I was reading Zen Habits yesterday. They had a post on how to simplify your life. Seventy-two ideas. Which merely confirms what I have always suspected about simplification. It is a very complex challenge to simplify. The Zen Habits approach:
It means getting rid of many of the things you do so you can spend time with people you love and do the things you love. It means getting rid of the clutter so you are left with only that which gives you value.
The major themes focused on managing objectives, managing time, managing consumption and managing activities. I do all of those things but my life is definitely not simple.
Twenty years ago, I developed a habit of breaking out personal objectives into six categories: Faith, Family, Finances, Fitness, Career and Self. Faith focused on the spiritual journey of life. Family focused on my wife and children. Finances focused on short and long term money goals. Fitness on personal health and well-being. Career on the professional journey. And self focused on personal development.
Each year, I take time to assess long term objectives and develop annual goals in each of the six categories for the current year. This was a discipline in my professional career from my early years and it was relatively easy to translate that discipline into my personal life.
Despite my best efforts, I find it almost impossible to narrow the field of focus. To simplify life to some level of balance. There is too much noise associated with participating in everyday life.
The work environment today is online and connected. With some very rare exceptions, I am online with work every morning, every afternoon and every evening of every day. Expectations are high and demands on time are high. The velocity of information has accelerated.
The digital age has also forced significant demands on personal time. Although it is a personal choice, maintaining a weblog, a photoblog, personal email accounts, and social networking also competes for limited time.
I have a pretty good system in place for managing money. Generally, it takes about an hour a week to update and review our finances.
I have always found it difficult to balance the demands of church within the context of faith. For many churches, an indication of commitment is generally associated with the time spent in service. I am usually serving in the studio on Saturdays and I usually spend 4 hours on Sunday serving. In my own experience with churches there is very little understanding or support for the challenges that face most working families in the GTA. During the week, I am lucky if I have three hours of discretionary time in a day. And half of that time is spent eating and preparing for the day.
So what suffers in all of this noise? Time for family. Time for fitness. Time for self. In theory, it seems like a good idea to simplify. To remove the unnecessary from our lives. To replace one set of activities with another. This was the message from our church on Sunday. However, the speaker made one rather naive assumption: that most people have lots of idle time.

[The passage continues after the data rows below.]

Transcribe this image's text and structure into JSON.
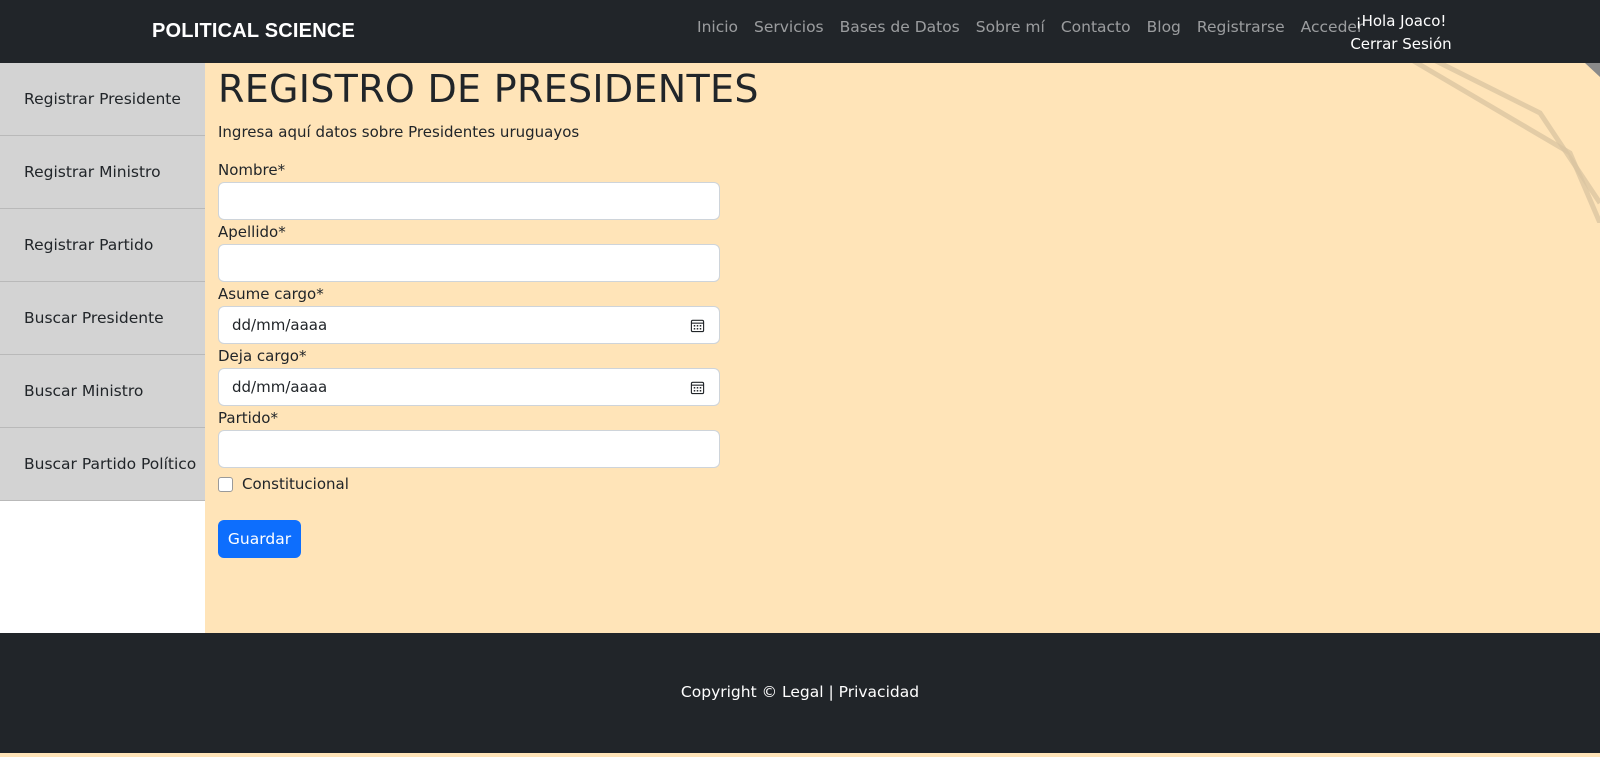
{
  "navbar": {
    "brand": "POLITICAL SCIENCE",
    "links": [
      "Inicio",
      "Servicios",
      "Bases de Datos",
      "Sobre mí",
      "Contacto",
      "Blog",
      "Registrarse",
      "Acceder"
    ],
    "greeting": "¡Hola Joaco!",
    "logout": "Cerrar Sesión"
  },
  "sidebar": {
    "items": [
      {
        "label": "Registrar Presidente"
      },
      {
        "label": "Registrar Ministro"
      },
      {
        "label": "Registrar Partido"
      },
      {
        "label": "Buscar Presidente"
      },
      {
        "label": "Buscar Ministro"
      },
      {
        "label": "Buscar Partido Político"
      }
    ]
  },
  "main": {
    "title": "REGISTRO DE PRESIDENTES",
    "subtitle": "Ingresa aquí datos sobre Presidentes uruguayos",
    "fields": {
      "nombre_label": "Nombre*",
      "nombre_value": "",
      "apellido_label": "Apellido*",
      "apellido_value": "",
      "asume_label": "Asume cargo*",
      "asume_placeholder": "dd/mm/aaaa",
      "deja_label": "Deja cargo*",
      "deja_placeholder": "dd/mm/aaaa",
      "partido_label": "Partido*",
      "partido_value": "",
      "constitucional_label": "Constitucional",
      "constitucional_checked": false
    },
    "save_label": "Guardar"
  },
  "footer": {
    "text": "Copyright © Legal | Privacidad"
  },
  "colors": {
    "navbar_bg": "#212529",
    "content_bg": "#ffe4b8",
    "sidebar_item_bg": "#d3d3d3",
    "primary_button": "#0d6efd"
  }
}
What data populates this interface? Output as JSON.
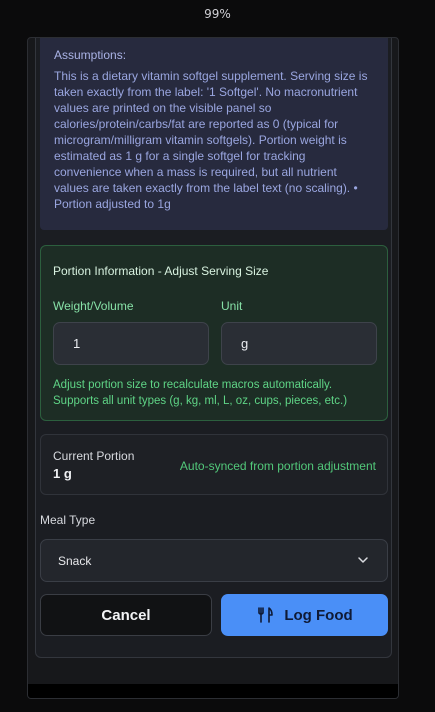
{
  "browser": {
    "zoom_level": "99%"
  },
  "assumptions": {
    "heading": "Assumptions:",
    "text": "This is a dietary vitamin softgel supplement. Serving size is taken exactly from the label: '1 Softgel'. No macronutrient values are printed on the visible panel so calories/protein/carbs/fat are reported as 0 (typical for microgram/milligram vitamin softgels). Portion weight is estimated as 1 g for a single softgel for tracking convenience when a mass is required, but all nutrient values are taken exactly from the label text (no scaling). • Portion adjusted to 1g"
  },
  "portion": {
    "title": "Portion Information - Adjust Serving Size",
    "weight_label": "Weight/Volume",
    "unit_label": "Unit",
    "weight_value": "1",
    "unit_value": "g",
    "help": "Adjust portion size to recalculate macros automatically. Supports all unit types (g, kg, ml, L, oz, cups, pieces, etc.)"
  },
  "current": {
    "label": "Current Portion",
    "value": "1 g",
    "sync_note": "Auto-synced from portion adjustment"
  },
  "meal": {
    "label": "Meal Type",
    "selected": "Snack"
  },
  "actions": {
    "cancel": "Cancel",
    "log": "Log Food"
  },
  "icons": {
    "dropdown": "chevron-down-icon",
    "log": "utensils-icon"
  },
  "colors": {
    "accent": "#4a8ff7",
    "success": "#52c87a",
    "info_bg": "#272a3e",
    "portion_bg": "#1d2d25"
  }
}
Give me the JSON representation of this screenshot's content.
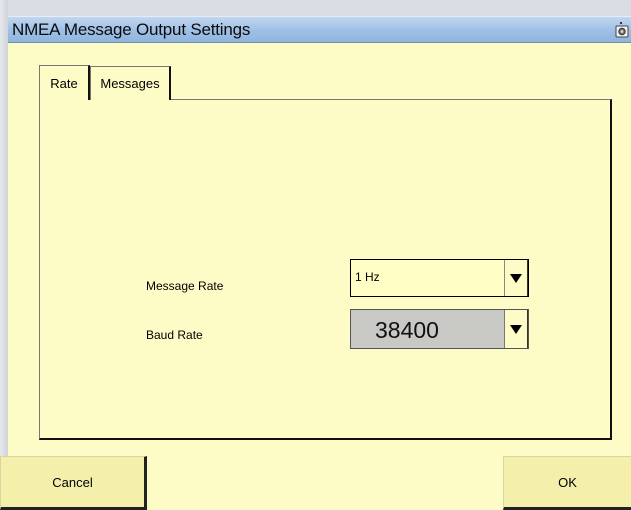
{
  "window": {
    "title": "NMEA Message Output Settings",
    "title_icon": "camera-icon"
  },
  "tabs": [
    {
      "label": "Rate",
      "active": true
    },
    {
      "label": "Messages",
      "active": false
    }
  ],
  "fields": {
    "message_rate": {
      "label": "Message Rate",
      "value": "1 Hz"
    },
    "baud_rate": {
      "label": "Baud Rate",
      "value": "38400"
    }
  },
  "buttons": {
    "cancel": "Cancel",
    "ok": "OK"
  },
  "colors": {
    "background": "#fdfbc6",
    "titlebar": "#9ec0e6",
    "baud_field": "#c8c8c4",
    "button_face": "#f4f0ac"
  }
}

Could it be that maybe that sermon simply did not apply to you? Is there a chance that it applied to a lot of people who do have, not only a lot of idle time, but also a lot of time spent doing unnecessary things. I don’t think it should be upsetting to listen to someone talk about something you already have worked out. It should make you feel encouraged.
Maybe this preacher knows about this issue because he has the same problem 😉
Hi Steve! The message did cause me to think about how busy life is for most people. And that we need to be careful when pitching “simplicity” as a prescription to life’s challenges.
haha, I see. Now that you mention it, I don’t ever remember seeing “simplicity” as a lesson in the bible. Well said.